We know that at the end of the 19th century the family lived in Rodosto (now Tekirdag, formerly also called Bizanthi), about 135 km west of Constantinople (now Istanbul). In 1915, during the Armenian Genocide and concurrent ethnic cleansing, Turkish regular army and Kurdish irregulars drove the family, mostly on foot, across entire Turkey. Some members of the family perished or became separated from the rest. The survivors settled in Mosul, Iraq, and later relocated to Baghdad. One daughter, separated from the family, much later was located in Bulgaria.
The middle suffix -ji- in Abaza-ji-an is an Armenian version of Turkic “-çi” or “-smith,” as in “blacksmith”. For example, the famous cymbal manufacturer’s name Zildjian came from Turkish “Zild” – “bell” or “cymbal” and “ji” – “smith” or “maker”. Thus Zildjian is “cymbal-maker”, well-known since 1623. Such names are always Western Armenian, since they had to have practiced a trade in Turkey to acquire the Turkish -ji- suffix. Other examples are Kazanji-an – “kettle-maker”, Tutunji-an – “tobacco- or cigarette-maker”, Kurkji-an – “fur-maker” or furrier, Deukmenji-an – “metalworker”.
“-ian”: Armenian connotation of belonging to someone or something, as in “son (or daughter) of.”
There is a question as to what “Abaza-” may have meant. The suffix -ji- implies that it must have been an object that was manufactured or produced by a tradesman. There are three possibilities (1):
1. Abaza were equestrian decorative medallions or pendants originally made by the Abaza tribe of northern Caucasus (ethnically related to Abkhaz).
2. Wax amulets made from church candles worn to remind the wearer of a vow they made were also called “abaza”.
3. Abaz or abaza was a small Persian silver coin that was widely traded in Trans-Caucasus. Among other references, Lev Tolstoy mentioned its existence in his memoirs of Caucasian service (1,2).

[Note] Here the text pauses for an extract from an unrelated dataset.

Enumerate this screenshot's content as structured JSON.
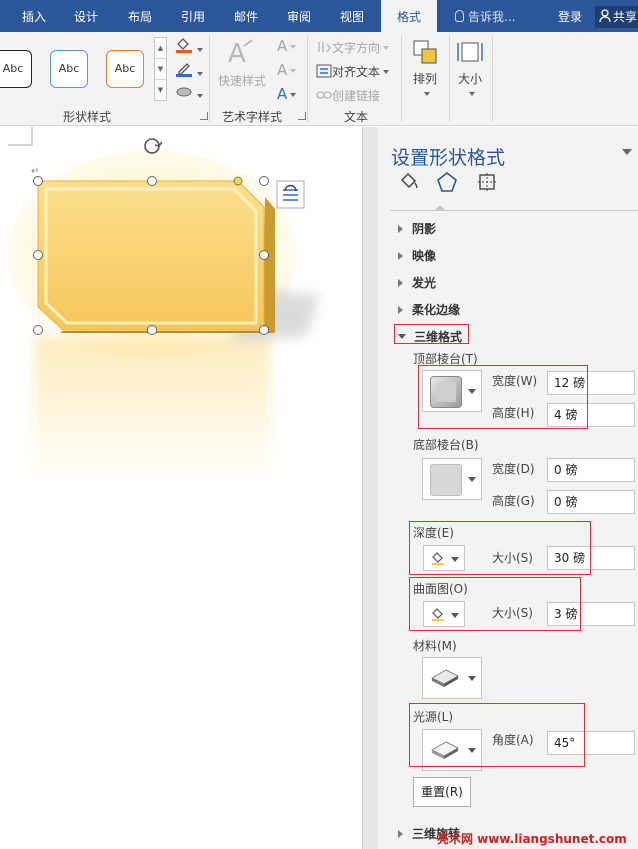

All three items are distantly related to each other in a wider sense of being decorative accouterments. Small silver coin, punched and threaded, was and is often used in the Middle East as precious, yet inexpensive costume jewelry. Perhaps Abazajian meant “son of ornament-maker” or “son of bijouterier”.
The first mention of Turkish-affiliated name Abaza was in 1622, when Abaza Mehmed, Pasha of Erzerum (Theodosiopolis), rebelled against the Ottoman sultan Osman II. Another Abaza, Siyavuş Pasha, possibly a member of the same family, briefly became an Ottoman Grand Vizier in 1651. He also held the post two more times, in 1656 and 1687/88, for a few months at a time (3). In 1711 Ilia Andreyevich Abaza, possibly a representative of the same family, was captured by or came over to the Russians during one of many Russo-Turkish wars, swore allegiance to the czar and founded a Russian noble house. One of his descendants became a high-placed advisor to the czar in the 19th century(1). Although some historians think Abaza Mehmed and Abaza Siyavuş Pashas may have come from the Caucasian Abaza tribe, Russian records indicate that Ilia Andreyevich Abaza was an Orthodox Christian and may have been Armenian, inferring that Abaza Mehmed and Siyavuş Pashas may have been Armenian as well.
Genographic analysis shows that on the paternal side the family belongs to a relatively rare genotype which crossed the land bridge from Africa either before or after the main wave of migration, settled in the Middle East and, during Neolithic period, migrated to the Balkans. Most of the Abazajian paternal ancestors did not move much in the succeeding 10,000 to 20,000 years, ending the 19th century in Rodosto in eastern Thrace. They have witnessed the Persian armies crossing the Bosphorus on their way to Marathon and Thermopylae, Alexander the Great’s conquering army preparing for their invasion of Asia, Diadochi armies crisscrossing Thrace in search for innumerable battles. They probably prospered under the benevolent Roman rule and saw the Basilei travel through the countryside. They survived the Ottoman conquest of Constantinople in 1453 and the tyrannical rule of the Sultans. The Armenian Genocide, the first Genocide of the modern age, succeeded in what thousands of years and hundreds of wars could not, scattering family members to Iraq, Bulgaria, Russia and, eventually, the United States.
— Researched and written by Armen Abazajian
(1) B. O. Unbegaun, “Russian Surnames”, Oxford, Clarendon Press, 1972, http://padaread.com/?book=1
(2) Толковый словарь Ушакова, http://ushakovdictionary.ru/
(3) Charles Wilkins, Wake Forest University, “Aleppo in the ‘The Age of Rebellious Governors’: The Revolts of Seydi Ahmed Pasha (1655-56) and Abaza Hasan Pasha (1658-59).” delivered at the 2006 Middle Eastern Studies Association Conference, Boston, MA.